Steven Sitcoff: Well, I think that it’s very telling that the Québec government has been using tax policy as a means of driving economic development and that’s something that’s been going back decades now. So I think that tells you an awful lot about the overall atmosphere which is intended to attract business and investment to Québec. So that’s certainly something that should be taken into account but ultimately, of course, you don’t go skydiving without a parachute. So anyone who’s interested in testing the waters would be well advised to consult with their professional advisors to determine whether and how some of these incentives and other tax consequences might apply to their particular circumstances.

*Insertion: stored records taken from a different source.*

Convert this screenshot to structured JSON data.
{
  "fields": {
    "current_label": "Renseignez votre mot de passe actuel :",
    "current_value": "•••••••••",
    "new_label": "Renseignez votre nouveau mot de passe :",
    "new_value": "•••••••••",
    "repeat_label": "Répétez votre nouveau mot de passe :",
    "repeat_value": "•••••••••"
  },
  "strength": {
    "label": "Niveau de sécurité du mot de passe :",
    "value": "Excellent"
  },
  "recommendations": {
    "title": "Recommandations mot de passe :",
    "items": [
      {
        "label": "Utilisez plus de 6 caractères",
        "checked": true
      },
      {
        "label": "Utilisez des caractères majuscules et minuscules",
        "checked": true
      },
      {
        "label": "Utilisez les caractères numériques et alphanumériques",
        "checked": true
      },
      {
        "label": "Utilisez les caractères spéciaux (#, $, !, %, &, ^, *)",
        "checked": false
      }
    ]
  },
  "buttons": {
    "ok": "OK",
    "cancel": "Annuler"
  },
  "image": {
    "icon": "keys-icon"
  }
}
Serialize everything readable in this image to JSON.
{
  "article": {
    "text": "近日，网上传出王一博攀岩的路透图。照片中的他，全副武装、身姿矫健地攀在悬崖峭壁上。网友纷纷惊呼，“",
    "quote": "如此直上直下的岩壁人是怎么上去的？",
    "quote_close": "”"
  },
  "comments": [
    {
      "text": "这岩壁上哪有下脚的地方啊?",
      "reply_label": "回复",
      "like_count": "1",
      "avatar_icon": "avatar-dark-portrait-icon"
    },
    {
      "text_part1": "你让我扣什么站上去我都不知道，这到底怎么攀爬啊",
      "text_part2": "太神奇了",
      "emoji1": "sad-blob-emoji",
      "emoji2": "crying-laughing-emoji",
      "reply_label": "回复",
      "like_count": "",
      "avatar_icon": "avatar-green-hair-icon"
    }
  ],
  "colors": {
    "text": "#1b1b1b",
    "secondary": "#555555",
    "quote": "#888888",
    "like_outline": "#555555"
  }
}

Enda Wong: Yeah, I think on my end, just kind of playing on those themes, but not exactly on the same topic. I think one thing I did want to mention about Québec is that in many ways, sometimes investors come and they think, oh, it’s so different and I think that’s been sort of the theme of this podcast. But really at the end of the day, if you look at some of the changes that I mentioned during my segment anyways about some of the changes that you need to be aware of in Québec law, a lot of these things are already in existence, but in other parts of the world. So I think where other common law provinces tend to look to the US for inspiration for certain changes, Québec has a tendency to look towards Europe. So, for instance, when I mentioned the privacy legislation and how they made major reforms, a lot of that followed GDPR. When we look at the Transparency Register as an example, the other provinces are starting to look into this and to follow suit. The federal government is looking into it. So even though Québec is the first adopter, they’re not necessarily going to be the outlier at the end of the day. So while these things might seem, I guess a little bit intimidating, because Québec seems to be the first one to do these things, they are things that this is basically where future regulation is heading, I think, and so it could be a good indicative environment as to what you have to look out for in your industry to the extent that something applies to you.

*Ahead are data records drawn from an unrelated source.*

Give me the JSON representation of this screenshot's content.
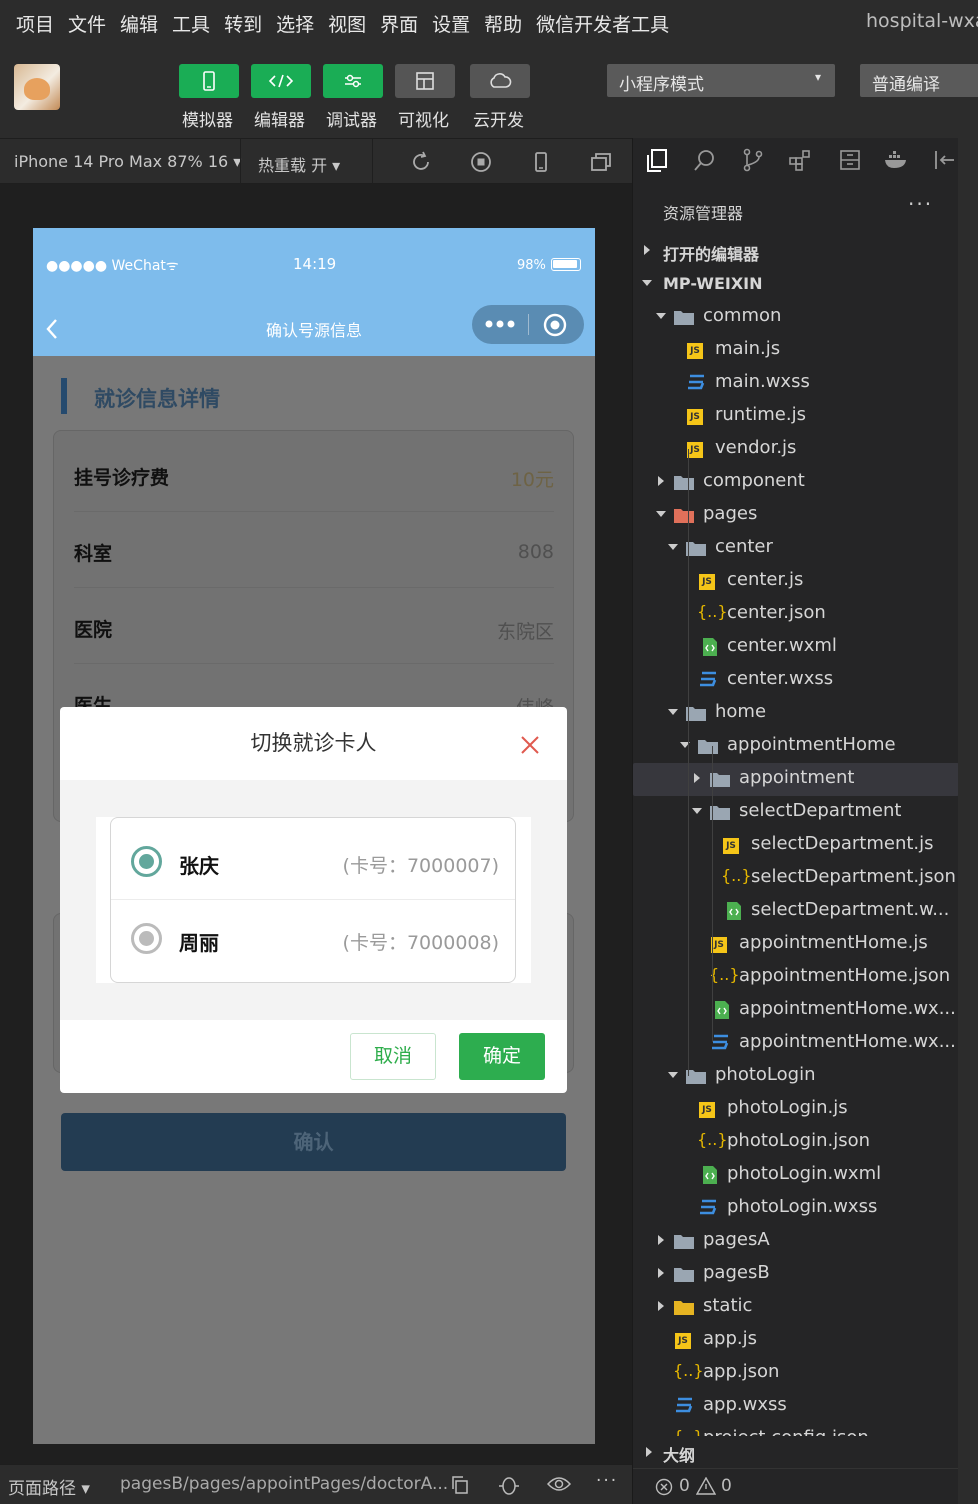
{
  "menu": [
    "项目",
    "文件",
    "编辑",
    "工具",
    "转到",
    "选择",
    "视图",
    "界面",
    "设置",
    "帮助",
    "微信开发者工具"
  ],
  "window_title": "hospital-wxa",
  "toolbar": {
    "buttons": [
      {
        "label": "模拟器",
        "icon": "phone-icon",
        "active": true
      },
      {
        "label": "编辑器",
        "icon": "code-icon",
        "active": true
      },
      {
        "label": "调试器",
        "icon": "debug-icon",
        "active": true
      },
      {
        "label": "可视化",
        "icon": "layout-icon",
        "active": false
      },
      {
        "label": "云开发",
        "icon": "cloud-icon",
        "active": false
      }
    ],
    "mode_select": "小程序模式",
    "compile_select": "普通编译"
  },
  "device_bar": {
    "device": "iPhone 14 Pro Max 87% 16",
    "hot_reload": "热重载 开"
  },
  "phone": {
    "status_left": "●●●●● WeChat",
    "time": "14:19",
    "battery": "98%",
    "nav_title": "确认号源信息",
    "section_title": "就诊信息详情",
    "rows": [
      {
        "key": "挂号诊疗费",
        "value": "10元"
      },
      {
        "key": "科室",
        "value": "808"
      },
      {
        "key": "医院",
        "value": "东院区"
      },
      {
        "key": "医生",
        "value": "伟峰"
      }
    ],
    "confirm_label": "确认"
  },
  "modal": {
    "title": "切换就诊卡人",
    "options": [
      {
        "name": "张庆",
        "card": "(卡号：7000007)",
        "selected": true
      },
      {
        "name": "周丽",
        "card": "(卡号：7000008)",
        "selected": false
      }
    ],
    "cancel": "取消",
    "ok": "确定"
  },
  "bottom": {
    "path_label": "页面路径",
    "path": "pagesB/pages/appointPages/doctorA..."
  },
  "explorer": {
    "title": "资源管理器",
    "open_editors": "打开的编辑器",
    "root": "MP-WEIXIN",
    "tree": [
      {
        "label": "common",
        "type": "folder",
        "open": true
      },
      {
        "label": "main.js",
        "type": "js"
      },
      {
        "label": "main.wxss",
        "type": "wxss"
      },
      {
        "label": "runtime.js",
        "type": "js"
      },
      {
        "label": "vendor.js",
        "type": "js"
      },
      {
        "label": "component",
        "type": "folder",
        "open": false
      },
      {
        "label": "pages",
        "type": "folder-pages",
        "open": true
      },
      {
        "label": "center",
        "type": "folder",
        "open": true
      },
      {
        "label": "center.js",
        "type": "js"
      },
      {
        "label": "center.json",
        "type": "json"
      },
      {
        "label": "center.wxml",
        "type": "wxml"
      },
      {
        "label": "center.wxss",
        "type": "wxss"
      },
      {
        "label": "home",
        "type": "folder",
        "open": true
      },
      {
        "label": "appointmentHome",
        "type": "folder",
        "open": true
      },
      {
        "label": "appointment",
        "type": "folder",
        "open": false,
        "selected": true
      },
      {
        "label": "selectDepartment",
        "type": "folder",
        "open": true
      },
      {
        "label": "selectDepartment.js",
        "type": "js"
      },
      {
        "label": "selectDepartment.json",
        "type": "json"
      },
      {
        "label": "selectDepartment.w...",
        "type": "wxml"
      },
      {
        "label": "appointmentHome.js",
        "type": "js"
      },
      {
        "label": "appointmentHome.json",
        "type": "json"
      },
      {
        "label": "appointmentHome.wx...",
        "type": "wxml"
      },
      {
        "label": "appointmentHome.wx...",
        "type": "wxss"
      },
      {
        "label": "photoLogin",
        "type": "folder",
        "open": true
      },
      {
        "label": "photoLogin.js",
        "type": "js"
      },
      {
        "label": "photoLogin.json",
        "type": "json"
      },
      {
        "label": "photoLogin.wxml",
        "type": "wxml"
      },
      {
        "label": "photoLogin.wxss",
        "type": "wxss"
      },
      {
        "label": "pagesA",
        "type": "folder",
        "open": false
      },
      {
        "label": "pagesB",
        "type": "folder",
        "open": false
      },
      {
        "label": "static",
        "type": "folder-static",
        "open": false
      },
      {
        "label": "app.js",
        "type": "js"
      },
      {
        "label": "app.json",
        "type": "json"
      },
      {
        "label": "app.wxss",
        "type": "wxss"
      },
      {
        "label": "project.config.json",
        "type": "json"
      }
    ],
    "outline": "大纲",
    "errors": "0",
    "warnings": "0"
  }
}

Shari Munk-Manel: On that note, I would like to thank all of you, Enda, Yoni and Stephen for being here. Your input was extremely informative, and I think that it will definitely assist our listeners in making educated decisions when thinking about whether to enter the Québec market or not. I also want to thank all of our listeners for being here. I hope that the information provided answered your questions, and I encourage you all to reach out to Enda, Yoni or Steven in the future. If you have any questions or if you’d like more information, you can find them on our website. And you could also follow McMillan on LinkedIn and on Twitter for more content, which we regularly post.
Insights (5 Posts)View More
“Mend your speech a little, lest it may mar your fortunes”: Are Employee Defamation Cases A Fool’s Errand?
This bulletin discusses the recent decision in Williams v. Vac Developments Limited regarding gag defamation proceedings commenced by employers.
The concept of overholding is often misunderstood and deserves more attention in commercial leases, given the significant consequences for landlords and tenants.
Bill C-56 introduces amendments to the Competition Act, which are described as addressing rising grocery prices, but which have much broader implications.
The Government announced amendments to the Competition Act as part of its announcement regarding combatting escalating grocery prices.
When the CRA demands information or documents within an unreasonable period, what options are available? A recent decision of the FCA offers some guidance.
Get updates delivered right to your inbox. You can unsubscribe at any time.